Foot-pounds

1 Nm

0.738 ft-lbs

2 Nm

1.475 ft-lbs

5 Nm

3.688 ft-lbs

10 Nm

7.376 ft-lbs

20 Nm

14.751 ft-lbs

25 Nm

18.439 ft-lbs

30 Nm

22.127 ft-lbs

35 Nm

25.815 ft-lbs

40 Nm

29.502 ft-lbs

50 Nm

36.878 ft-lbs

100 Nm

73.756 ft-lbs

## 3. How to convert ft-lbs to Nm?

If you're trying the opposite torque units conversion, don't worry: it's equally simple! This time, all you need to know is that 1 ft-lb is equivalent to 1.3558 Nm. This means that to convert from foot-pounds to newton-meters, you need to multiply the value you have by the factor of 1.3558.

For your convenience, we have prepared a table with the simplest conversions listed out. If your value doesn't appear in this table, go ahead and input it into the second field of our Nm to ft-lbs converter!

Foot-pounds

Newton-meters

1 ft-lbs

1.356 Nm

2 ft-lbs

2.712 Nm

5 ft-lbs

6.779 Nm

10 ft-lbs

13.558 Nm

20 ft-lbs

27.116 Nm

25 ft-lbs

33.895 Nm

30 ft-lbs

40.675 Nm

35 ft-lbs

47.454 Nm

40 ft-lbs

54.233 Nm

50 ft-lbs

67.791 Nm

100 ft-lbs

135.582 Nm

## 4. Torque conversion calculator: example of use

Let's imagine you're working with gears. You're setting up a gear train consisting of three different wheels and you want the output torque to be equal to 12 ft-lbs. Unfortunately, the dynamometer you have displays the measured value in newton-meters only. What should the reading of the dynamometer be?

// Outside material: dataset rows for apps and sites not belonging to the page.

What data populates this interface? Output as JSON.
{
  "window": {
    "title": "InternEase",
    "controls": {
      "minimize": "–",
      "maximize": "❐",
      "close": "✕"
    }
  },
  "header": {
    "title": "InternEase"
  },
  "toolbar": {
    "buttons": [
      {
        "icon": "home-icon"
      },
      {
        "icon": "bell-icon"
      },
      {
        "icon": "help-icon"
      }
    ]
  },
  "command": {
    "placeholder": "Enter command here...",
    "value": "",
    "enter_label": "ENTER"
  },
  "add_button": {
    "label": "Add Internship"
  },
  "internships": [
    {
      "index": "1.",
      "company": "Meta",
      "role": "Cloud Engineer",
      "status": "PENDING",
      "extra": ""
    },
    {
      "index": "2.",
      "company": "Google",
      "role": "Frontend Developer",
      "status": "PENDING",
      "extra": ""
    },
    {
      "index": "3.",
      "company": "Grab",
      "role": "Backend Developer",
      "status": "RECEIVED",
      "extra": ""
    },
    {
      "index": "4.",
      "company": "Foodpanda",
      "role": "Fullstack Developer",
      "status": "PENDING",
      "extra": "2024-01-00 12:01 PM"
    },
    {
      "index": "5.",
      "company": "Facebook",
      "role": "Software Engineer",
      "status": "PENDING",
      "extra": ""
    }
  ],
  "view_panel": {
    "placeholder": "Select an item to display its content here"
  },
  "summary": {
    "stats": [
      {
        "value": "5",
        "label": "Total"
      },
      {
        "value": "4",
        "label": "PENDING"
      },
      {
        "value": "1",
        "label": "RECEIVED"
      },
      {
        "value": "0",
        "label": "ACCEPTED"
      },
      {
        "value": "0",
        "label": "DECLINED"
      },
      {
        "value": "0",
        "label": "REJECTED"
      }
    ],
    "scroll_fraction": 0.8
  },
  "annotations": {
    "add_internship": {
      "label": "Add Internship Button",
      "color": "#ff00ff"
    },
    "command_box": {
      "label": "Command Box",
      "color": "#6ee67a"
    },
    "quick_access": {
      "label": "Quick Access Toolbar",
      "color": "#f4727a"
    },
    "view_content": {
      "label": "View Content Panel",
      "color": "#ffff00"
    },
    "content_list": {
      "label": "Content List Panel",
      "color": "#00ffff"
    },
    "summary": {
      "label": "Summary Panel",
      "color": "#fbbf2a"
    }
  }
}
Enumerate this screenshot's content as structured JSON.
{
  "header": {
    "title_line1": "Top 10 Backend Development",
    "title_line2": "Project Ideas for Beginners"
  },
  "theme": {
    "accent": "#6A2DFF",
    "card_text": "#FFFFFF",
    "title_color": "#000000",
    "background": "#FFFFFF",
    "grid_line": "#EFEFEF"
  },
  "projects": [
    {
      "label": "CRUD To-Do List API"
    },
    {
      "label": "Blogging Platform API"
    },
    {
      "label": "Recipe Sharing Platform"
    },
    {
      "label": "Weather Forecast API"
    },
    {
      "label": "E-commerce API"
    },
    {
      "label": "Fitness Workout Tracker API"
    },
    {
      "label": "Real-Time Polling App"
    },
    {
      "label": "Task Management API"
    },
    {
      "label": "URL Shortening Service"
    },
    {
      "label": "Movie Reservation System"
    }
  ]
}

1. Check which unit you're working with. You know the value is 12 ft-lbs.

2. You also know that one ft-lb is equivalent to 1.3558 Nm.

3. All you have to do is multiply these two values:

12 × 1.3558 = 16.27 Nm

4. The dynamometer needs to display a value of 16.27 Nm.

You can also use our Nm to ft-lbs converter to save some time!

## 5. Other units of torque - kgf-cm to Nm, J/rad to Nm and kgm to Nm

Even though the most popular units displayed on a torque wrench are Nm and ft-lbs, there are also other units you might find quite handy. Our calculator will automatically convert any value you input into two additional units: kgf-cm and J/rad.

• kg-cm are units of torque that, interestingly, we usually write down with improper notation. You probably noticed that when you try to convert kg-cm to any other SI units, you will get a different unit than that for newtons multiplied by meters! To make this notation correct, you should add a letter f, writing down kgf-cm. In this situation, kgf means kilograms of force, which are simply kilograms multiplied by the gravitational acceleration, g.

If you want to convert kgf-cm to Nm, all you need to do is multiply the first value by 0.09807 - one-hundredth of the gravitational acceleration of Earth:

1 kgf-cm = 0.09807 Nm = 0.07233 ft-lbs

• J/rad are also alternative units of torque, commonly used when you need the value of torque in calculations of work or power. These units are equivalent to Nm:

1 J/rad = 1 Nm = 0.738 ft-lbs

• Kilopondometer is another unit of torque and energy, abbreviated as kp⋅m or kgm. This means the force applied to one kilogram as a result of gravitational acceleration:

1 kgm = 9.80665 Nm

6. FAQs

### How do I convert inch-lbs to foot-lbs?

Divide a value in inch-pounds by 12 to get the value in foot-pounds. The ratio between in-lbs and ft-lbs is analogous to that between inches and feet.

### What is 10 Nm in inch-pounds?

10 Nm equals 88.51 in-lbs. To get any torque value in inch-pounds, you need to multiply the number in newton-meters by 8.851.

### How do I convert Nm to ft-lbs torque?

Multiply the value in newton-meters by 0.7376 to get the torque in foot-pounds. Alternatively, you can divide by 1.356 to obtain the same result.

### How do I convert kg-m to Nm?

One kilogram (of force) meter equals 9.807 newton-meters. This is because one kgf (kilogram of force) is the gravitational force acting on a 1 kg object. This conversion factor equals the absolute value of gravitational acceleration. The kg-m unit is actually an abbreviation of the correct kgf-m one.

N·m
lbf·ft